§ **EXTRACTED RECORDS**:
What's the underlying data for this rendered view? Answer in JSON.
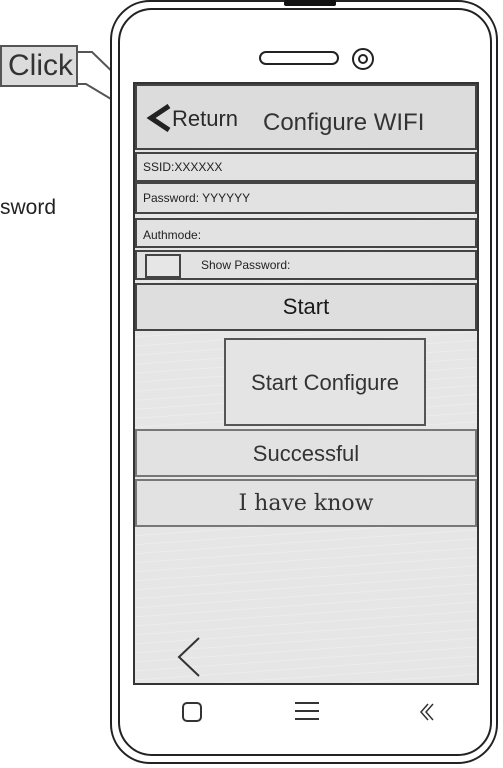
{
  "callout": {
    "label": "Click"
  },
  "side_text": "sword",
  "title_bar": {
    "return_label": "Return",
    "title": "Configure WIFI"
  },
  "fields": {
    "ssid": "SSID:XXXXXX",
    "password": "Password: YYYYYY",
    "authmode": "Authmode:",
    "show_password": "Show Password:"
  },
  "buttons": {
    "start": "Start",
    "start_configure": "Start Configure",
    "ack": "I have know"
  },
  "status_text": "Successful",
  "icons": {
    "return": "chevron-left-icon",
    "back": "back-triangle-icon",
    "nav_square": "square-icon",
    "nav_menu": "menu-icon",
    "nav_back": "chevron-left-small-icon"
  }
}
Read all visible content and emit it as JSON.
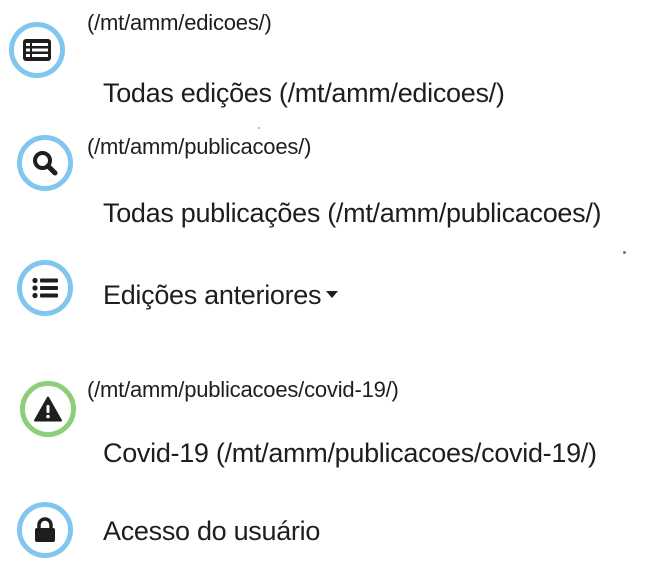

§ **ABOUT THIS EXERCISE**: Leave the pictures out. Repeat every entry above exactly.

§ **TASK OUTPUT**:
What's the underlying data for this rendered view? Answer in JSON.
{
  "callout": {
    "label": "Click"
  },
  "side_text": "sword",
  "title_bar": {
    "return_label": "Return",
    "title": "Configure WIFI"
  },
  "fields": {
    "ssid": "SSID:XXXXXX",
    "password": "Password: YYYYYY",
    "authmode": "Authmode:",
    "show_password": "Show Password:"
  },
  "buttons": {
    "start": "Start",
    "start_configure": "Start Configure",
    "ack": "I have know"
  },
  "status_text": "Successful",
  "icons": {
    "return": "chevron-left-icon",
    "back": "back-triangle-icon",
    "nav_square": "square-icon",
    "nav_menu": "menu-icon",
    "nav_back": "chevron-left-small-icon"
  }
}
Read all visible content and emit it as JSON.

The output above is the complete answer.